In April brightly coloured tulips pop up in the kitchen garden’s raised beds and in the rose garden. Beneath the lime avenue thousands of tiny blue star-shaped chionodoxa flowers are beginning to appear.

Some 15 Mount Fuji trees burst into frothy white bloom in the orchard, releasing a honey fragrance that’s a favourite with visiting bees.

Mottisfont’s garden guides lead free themed daily walks, from history and seasonal planting.

Bluebells at The Vyne

A circular 1.4 mile walk takes visitors past the lake and down to the wetlands’ bird hide. Then it’s into the woods to see carpets of delicately scented bluebells. In the gardens blue, white and pink hyacinths fill the south terrace, and dark purple Queen of Night, pink Menton and pale Spring Green tulips in the walled garden provide bursts of colour. 

Thousands of tulips and bluebells at Hinton Ampner

In April and May this garden is awash nearly 5,000 tulips of 12 varieties. In the sunken garden visitors can orange-pink Menton and cream and green-striped Spring Green. Peony-type soft pink Angelique and rich pink fluted Mariette fill borders in the yew garden. Orange, apricot and purple colourways are on show in the kitchen garden, and there are nearly 2,000 bulbs in pots too including the spidery scarlet and yellow Tulipa acuminata.

The National Trust believes Hinton Ampner has some of the best native bluebell displays in Hampshire – in the beech woods that form part of the four mile Dutton Estate Walk.

Basingstoke Gazette: Easter with the National TrustEaster with the National Trust (Image: National Trust, Paul Harris)

Easter with the National Trust in Hampshire

There are National Trust Easter adventures, for £3, at Mottisfont, Hinton Ampner and The Vyne this spring. Dates vary, but they all take place during the school holidays and over the Easter bank holiday weekend.

From outdoor activities to games and crafts, every Easter celebration is different but each comes with a pair of bunny ears and a map to help families locate ten activity stations.
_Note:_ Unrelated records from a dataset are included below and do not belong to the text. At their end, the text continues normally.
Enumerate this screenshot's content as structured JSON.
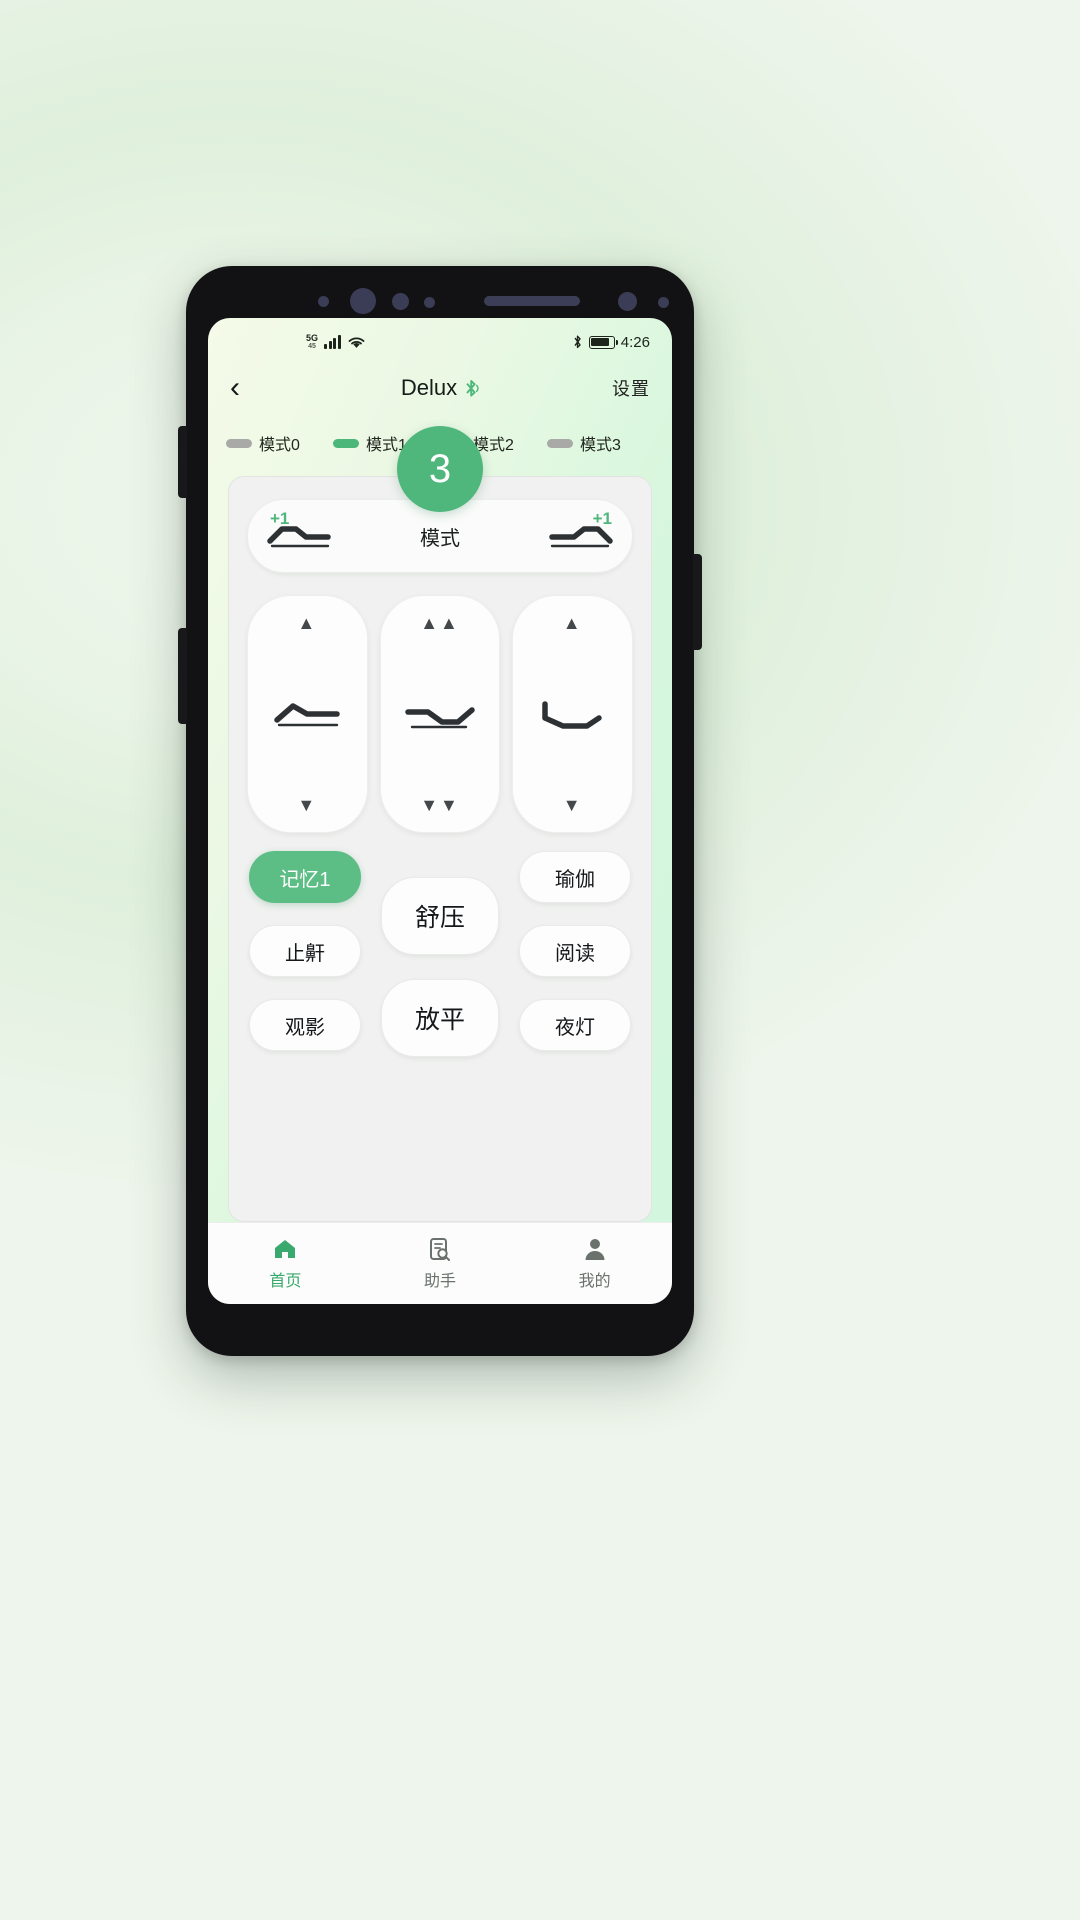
{
  "status_bar": {
    "network_label": "5G",
    "network_sub": "45",
    "signal_icon": "signal-bars-icon",
    "wifi_icon": "wifi-icon",
    "bluetooth_icon": "bluetooth-icon",
    "battery_icon": "battery-icon",
    "time": "4:26"
  },
  "app_bar": {
    "back_icon": "chevron-left-icon",
    "title": "Delux",
    "bluetooth_icon": "bluetooth-icon",
    "settings_label": "设置"
  },
  "mode_row": {
    "badge": "3",
    "items": [
      {
        "label": "模式0",
        "active": false
      },
      {
        "label": "模式1",
        "active": true
      },
      {
        "label": "模式2",
        "active": false
      },
      {
        "label": "模式3",
        "active": false
      }
    ]
  },
  "mode_bar": {
    "left_plus": "+1",
    "label": "模式",
    "right_plus": "+1",
    "left_icon": "recliner-head-up-icon",
    "right_icon": "recliner-foot-up-icon"
  },
  "controls": [
    {
      "name": "head",
      "up": "▲",
      "down": "▼",
      "icon": "bed-head-icon"
    },
    {
      "name": "both",
      "up": "▲▲",
      "down": "▼▼",
      "icon": "bed-full-icon"
    },
    {
      "name": "foot",
      "up": "▲",
      "down": "▼",
      "icon": "bed-foot-icon"
    }
  ],
  "presets": {
    "left": [
      {
        "label": "记忆1",
        "active": true
      },
      {
        "label": "止鼾",
        "active": false
      },
      {
        "label": "观影",
        "active": false
      }
    ],
    "middle": [
      {
        "label": "舒压",
        "active": false
      },
      {
        "label": "放平",
        "active": false
      }
    ],
    "right": [
      {
        "label": "瑜伽",
        "active": false
      },
      {
        "label": "阅读",
        "active": false
      },
      {
        "label": "夜灯",
        "active": false
      }
    ]
  },
  "bottom_nav": [
    {
      "label": "首页",
      "icon": "home-icon",
      "active": true
    },
    {
      "label": "助手",
      "icon": "assistant-search-icon",
      "active": false
    },
    {
      "label": "我的",
      "icon": "person-icon",
      "active": false
    }
  ],
  "colors": {
    "accent": "#4fb77c",
    "accent_dark": "#3aa96d",
    "inactive_pill": "#a9aaa8",
    "card_bg": "#f0f1f0",
    "text": "#15181a"
  }
}
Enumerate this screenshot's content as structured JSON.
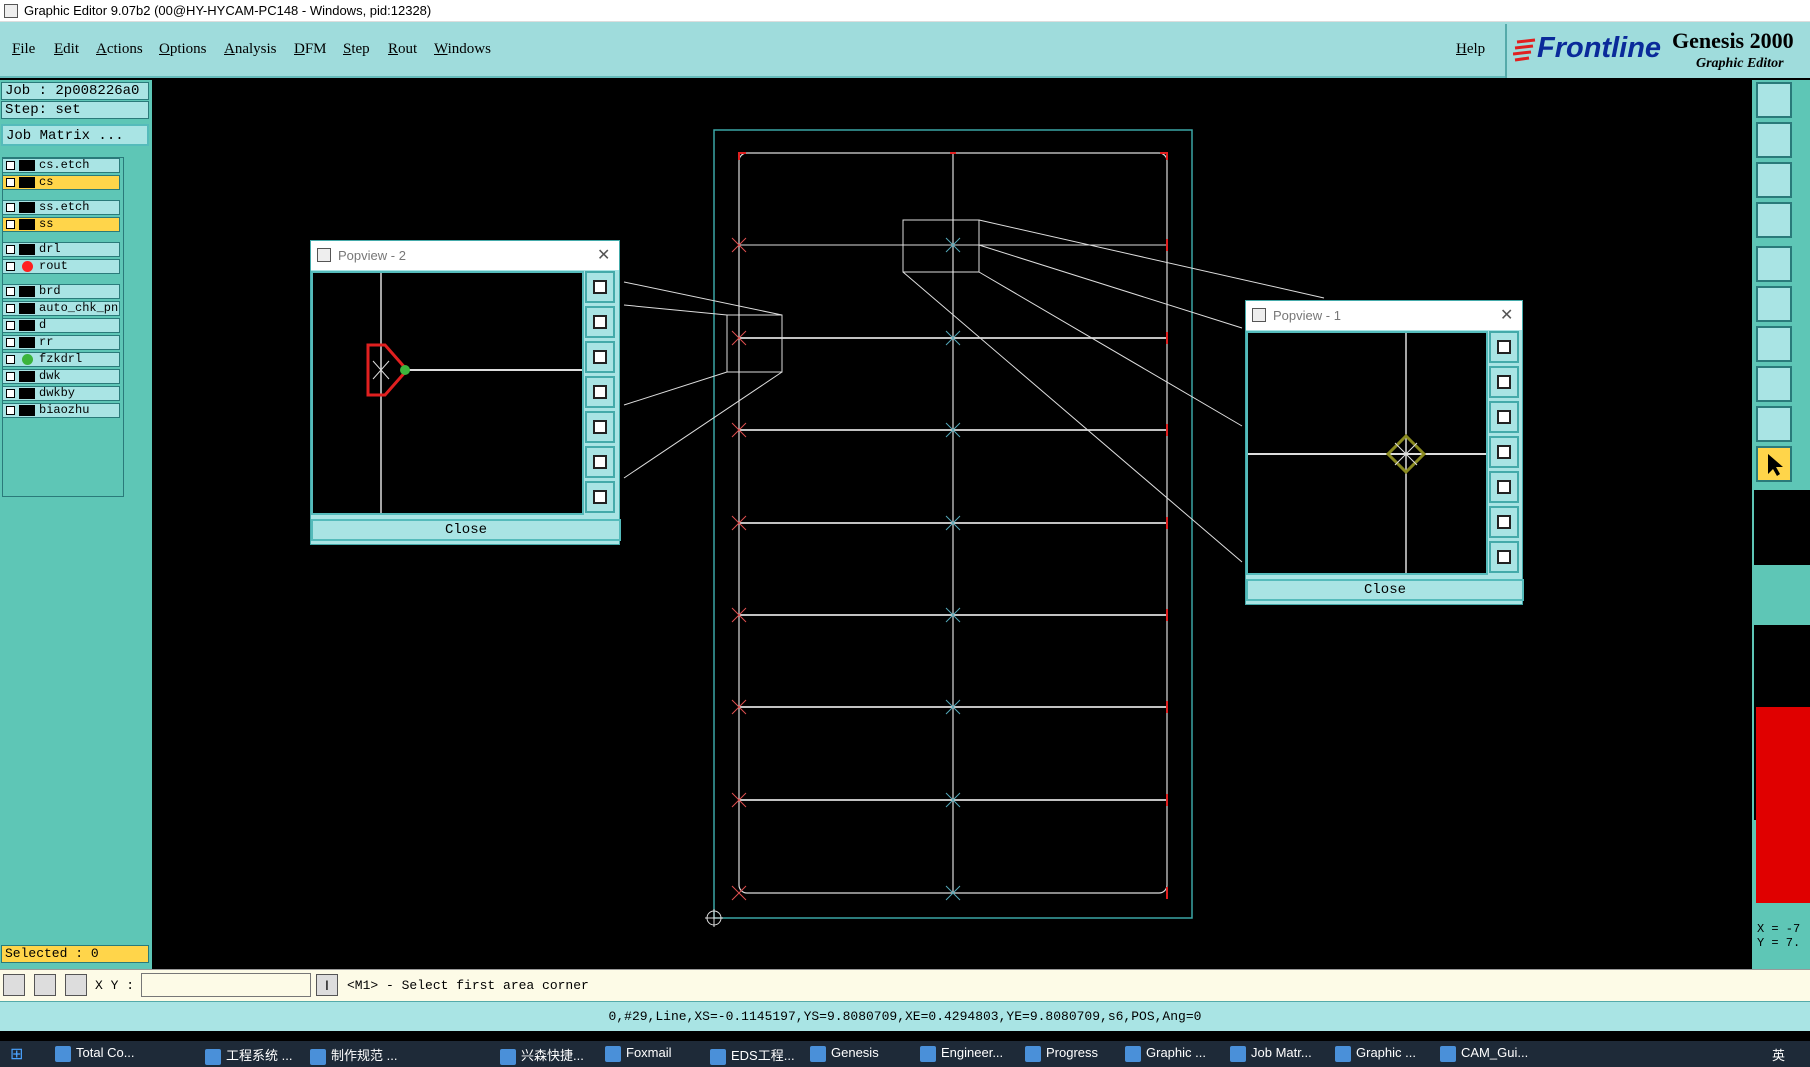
{
  "window": {
    "title": "Graphic Editor 9.07b2 (00@HY-HYCAM-PC148 - Windows, pid:12328)"
  },
  "menu": {
    "items": [
      "File",
      "Edit",
      "Actions",
      "Options",
      "Analysis",
      "DFM",
      "Step",
      "Rout",
      "Windows"
    ],
    "help": "Help"
  },
  "brand": {
    "logo": "Frontline",
    "product": "Genesis 2000",
    "subtitle": "Graphic Editor"
  },
  "job": {
    "job_label": "Job : 2p008226a0",
    "step_label": "Step: set",
    "matrix_button": "Job Matrix ..."
  },
  "layers": [
    {
      "name": "cs.etch",
      "highlight": false,
      "color": "#000000"
    },
    {
      "name": "cs",
      "highlight": true,
      "color": "#000000"
    },
    {
      "name": "ss.etch",
      "highlight": false,
      "color": "#000000"
    },
    {
      "name": "ss",
      "highlight": true,
      "color": "#000000"
    },
    {
      "name": "drl",
      "highlight": false,
      "color": "#000000"
    },
    {
      "name": "rout",
      "highlight": false,
      "color": "#ff2020",
      "active": true
    },
    {
      "name": "brd",
      "highlight": false,
      "color": "#000000"
    },
    {
      "name": "auto_chk_pn",
      "highlight": false,
      "color": "#000000"
    },
    {
      "name": "d",
      "highlight": false,
      "color": "#000000"
    },
    {
      "name": "rr",
      "highlight": false,
      "color": "#000000"
    },
    {
      "name": "fzkdrl",
      "highlight": false,
      "color": "#3cb43c"
    },
    {
      "name": "dwk",
      "highlight": false,
      "color": "#000000"
    },
    {
      "name": "dwkby",
      "highlight": false,
      "color": "#000000"
    },
    {
      "name": "biaozhu",
      "highlight": false,
      "color": "#000000"
    }
  ],
  "selected": "Selected : 0",
  "popview1": {
    "title": "Popview - 1",
    "close": "Close"
  },
  "popview2": {
    "title": "Popview - 2",
    "close": "Close"
  },
  "coords": {
    "x": "X = -7",
    "y": "Y = 7."
  },
  "command": {
    "xy_label": "X Y :",
    "xy_value": "",
    "prompt": "<M1> - Select first area corner"
  },
  "status": "0,#29,Line,XS=-0.1145197,YS=9.8080709,XE=0.4294803,YE=9.8080709,s6,POS,Ang=0",
  "taskbar": {
    "items": [
      "Total Co...",
      "工程系统 ...",
      "制作规范 ...",
      "兴森快捷...",
      "Foxmail",
      "EDS工程...",
      "Genesis",
      "Engineer...",
      "Progress",
      "Graphic ...",
      "Job Matr...",
      "Graphic ...",
      "CAM_Gui..."
    ],
    "tray_lang": "英"
  }
}
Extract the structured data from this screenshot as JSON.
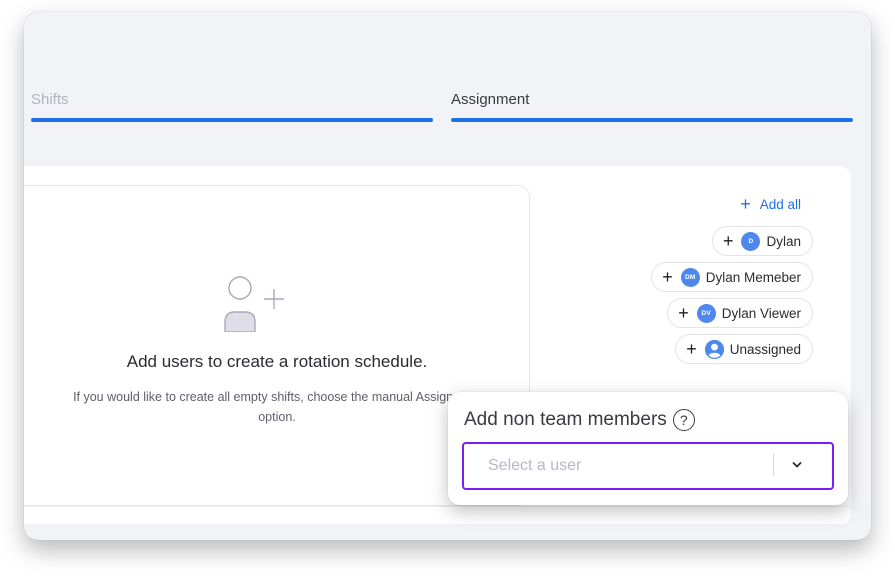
{
  "tabs": [
    {
      "label": "Shifts",
      "active": false
    },
    {
      "label": "Assignment",
      "active": true
    }
  ],
  "empty_state": {
    "icon": "add-user-icon",
    "title": "Add users to create a rotation schedule.",
    "description": "If you would like to create all empty shifts, choose the manual Assignment option."
  },
  "users_panel": {
    "add_all_label": "Add all",
    "users": [
      {
        "name": "Dylan",
        "initials": "D",
        "avatar": "initials"
      },
      {
        "name": "Dylan Memeber",
        "initials": "DM",
        "avatar": "initials"
      },
      {
        "name": "Dylan Viewer",
        "initials": "DV",
        "avatar": "initials"
      },
      {
        "name": "Unassigned",
        "initials": "",
        "avatar": "person-icon"
      }
    ],
    "avatar_color": "#4e88ee"
  },
  "non_team_popover": {
    "title": "Add non team members",
    "help_icon": "?",
    "select": {
      "placeholder": "Select a user",
      "value": ""
    }
  },
  "colors": {
    "accent_blue": "#1f6fec",
    "focus_purple": "#7a1ff0"
  }
}
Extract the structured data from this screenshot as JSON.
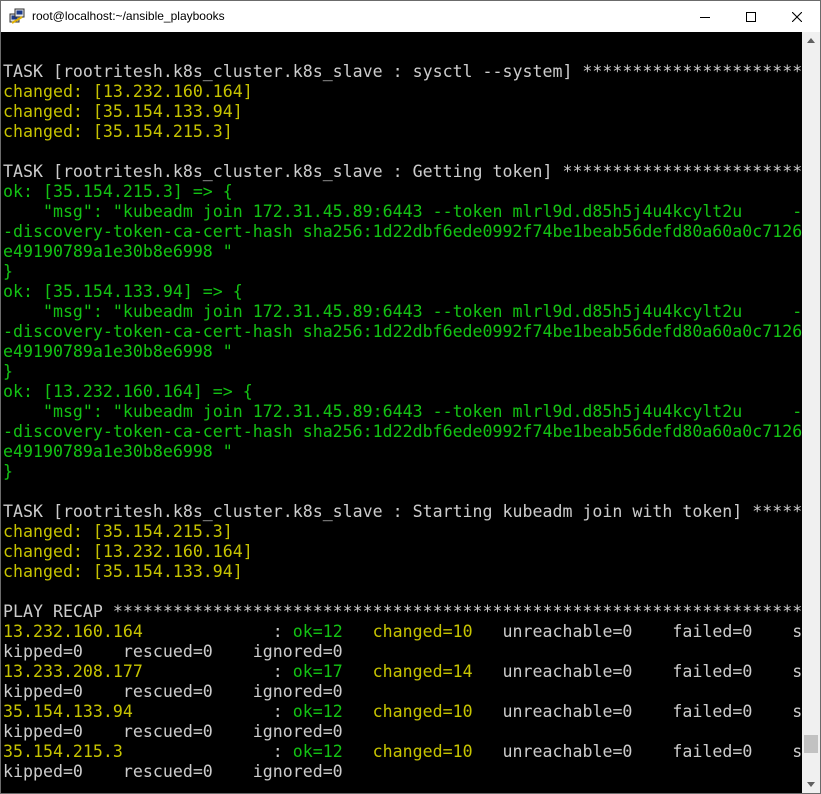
{
  "window": {
    "title": "root@localhost:~/ansible_playbooks",
    "icon": "putty-terminal-icon",
    "controls": [
      "minimize-icon",
      "maximize-icon",
      "close-icon"
    ]
  },
  "colors": {
    "background": "#000000",
    "text": "#c0c0c0",
    "changed": "#c7c400",
    "ok": "#13c313"
  },
  "terminal": {
    "lines": [
      {
        "segments": []
      },
      {
        "segments": [
          {
            "t": "TASK [rootritesh.k8s_cluster.k8s_slave : sysctl --system] ************************",
            "c": "w"
          }
        ]
      },
      {
        "segments": [
          {
            "t": "changed: [13.232.160.164]",
            "c": "y"
          }
        ]
      },
      {
        "segments": [
          {
            "t": "changed: [35.154.133.94]",
            "c": "y"
          }
        ]
      },
      {
        "segments": [
          {
            "t": "changed: [35.154.215.3]",
            "c": "y"
          }
        ]
      },
      {
        "segments": []
      },
      {
        "segments": [
          {
            "t": "TASK [rootritesh.k8s_cluster.k8s_slave : Getting token] **************************",
            "c": "w"
          }
        ]
      },
      {
        "segments": [
          {
            "t": "ok: [35.154.215.3] => {",
            "c": "g"
          }
        ]
      },
      {
        "segments": [
          {
            "t": "    \"msg\": \"kubeadm join 172.31.45.89:6443 --token mlrl9d.d85h5j4u4kcylt2u     -",
            "c": "g"
          }
        ]
      },
      {
        "segments": [
          {
            "t": "-discovery-token-ca-cert-hash sha256:1d22dbf6ede0992f74be1beab56defd80a60a0c7126",
            "c": "g"
          }
        ]
      },
      {
        "segments": [
          {
            "t": "e49190789a1e30b8e6998 \"",
            "c": "g"
          }
        ]
      },
      {
        "segments": [
          {
            "t": "}",
            "c": "g"
          }
        ]
      },
      {
        "segments": [
          {
            "t": "ok: [35.154.133.94] => {",
            "c": "g"
          }
        ]
      },
      {
        "segments": [
          {
            "t": "    \"msg\": \"kubeadm join 172.31.45.89:6443 --token mlrl9d.d85h5j4u4kcylt2u     -",
            "c": "g"
          }
        ]
      },
      {
        "segments": [
          {
            "t": "-discovery-token-ca-cert-hash sha256:1d22dbf6ede0992f74be1beab56defd80a60a0c7126",
            "c": "g"
          }
        ]
      },
      {
        "segments": [
          {
            "t": "e49190789a1e30b8e6998 \"",
            "c": "g"
          }
        ]
      },
      {
        "segments": [
          {
            "t": "}",
            "c": "g"
          }
        ]
      },
      {
        "segments": [
          {
            "t": "ok: [13.232.160.164] => {",
            "c": "g"
          }
        ]
      },
      {
        "segments": [
          {
            "t": "    \"msg\": \"kubeadm join 172.31.45.89:6443 --token mlrl9d.d85h5j4u4kcylt2u     -",
            "c": "g"
          }
        ]
      },
      {
        "segments": [
          {
            "t": "-discovery-token-ca-cert-hash sha256:1d22dbf6ede0992f74be1beab56defd80a60a0c7126",
            "c": "g"
          }
        ]
      },
      {
        "segments": [
          {
            "t": "e49190789a1e30b8e6998 \"",
            "c": "g"
          }
        ]
      },
      {
        "segments": [
          {
            "t": "}",
            "c": "g"
          }
        ]
      },
      {
        "segments": []
      },
      {
        "segments": [
          {
            "t": "TASK [rootritesh.k8s_cluster.k8s_slave : Starting kubeadm join with token] *****",
            "c": "w"
          }
        ]
      },
      {
        "segments": [
          {
            "t": "changed: [35.154.215.3]",
            "c": "y"
          }
        ]
      },
      {
        "segments": [
          {
            "t": "changed: [13.232.160.164]",
            "c": "y"
          }
        ]
      },
      {
        "segments": [
          {
            "t": "changed: [35.154.133.94]",
            "c": "y"
          }
        ]
      },
      {
        "segments": []
      },
      {
        "segments": [
          {
            "t": "PLAY RECAP *********************************************************************",
            "c": "w"
          }
        ]
      },
      {
        "segments": [
          {
            "t": "13.232.160.164",
            "c": "y"
          },
          {
            "t": "             : ",
            "c": "w"
          },
          {
            "t": "ok=12",
            "c": "g"
          },
          {
            "t": "   ",
            "c": "w"
          },
          {
            "t": "changed=10",
            "c": "y"
          },
          {
            "t": "   unreachable=0    failed=0    s",
            "c": "w"
          }
        ]
      },
      {
        "segments": [
          {
            "t": "kipped=0    rescued=0    ignored=0",
            "c": "w"
          }
        ]
      },
      {
        "segments": [
          {
            "t": "13.233.208.177",
            "c": "y"
          },
          {
            "t": "             : ",
            "c": "w"
          },
          {
            "t": "ok=17",
            "c": "g"
          },
          {
            "t": "   ",
            "c": "w"
          },
          {
            "t": "changed=14",
            "c": "y"
          },
          {
            "t": "   unreachable=0    failed=0    s",
            "c": "w"
          }
        ]
      },
      {
        "segments": [
          {
            "t": "kipped=0    rescued=0    ignored=0",
            "c": "w"
          }
        ]
      },
      {
        "segments": [
          {
            "t": "35.154.133.94",
            "c": "y"
          },
          {
            "t": "              : ",
            "c": "w"
          },
          {
            "t": "ok=12",
            "c": "g"
          },
          {
            "t": "   ",
            "c": "w"
          },
          {
            "t": "changed=10",
            "c": "y"
          },
          {
            "t": "   unreachable=0    failed=0    s",
            "c": "w"
          }
        ]
      },
      {
        "segments": [
          {
            "t": "kipped=0    rescued=0    ignored=0",
            "c": "w"
          }
        ]
      },
      {
        "segments": [
          {
            "t": "35.154.215.3",
            "c": "y"
          },
          {
            "t": "               : ",
            "c": "w"
          },
          {
            "t": "ok=12",
            "c": "g"
          },
          {
            "t": "   ",
            "c": "w"
          },
          {
            "t": "changed=10",
            "c": "y"
          },
          {
            "t": "   unreachable=0    failed=0    s",
            "c": "w"
          }
        ]
      },
      {
        "segments": [
          {
            "t": "kipped=0    rescued=0    ignored=0",
            "c": "w"
          }
        ]
      }
    ]
  }
}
Every trail ends with a chocolate egg, or a vegan ‘Free-From’ chocolate egg.

For more information go to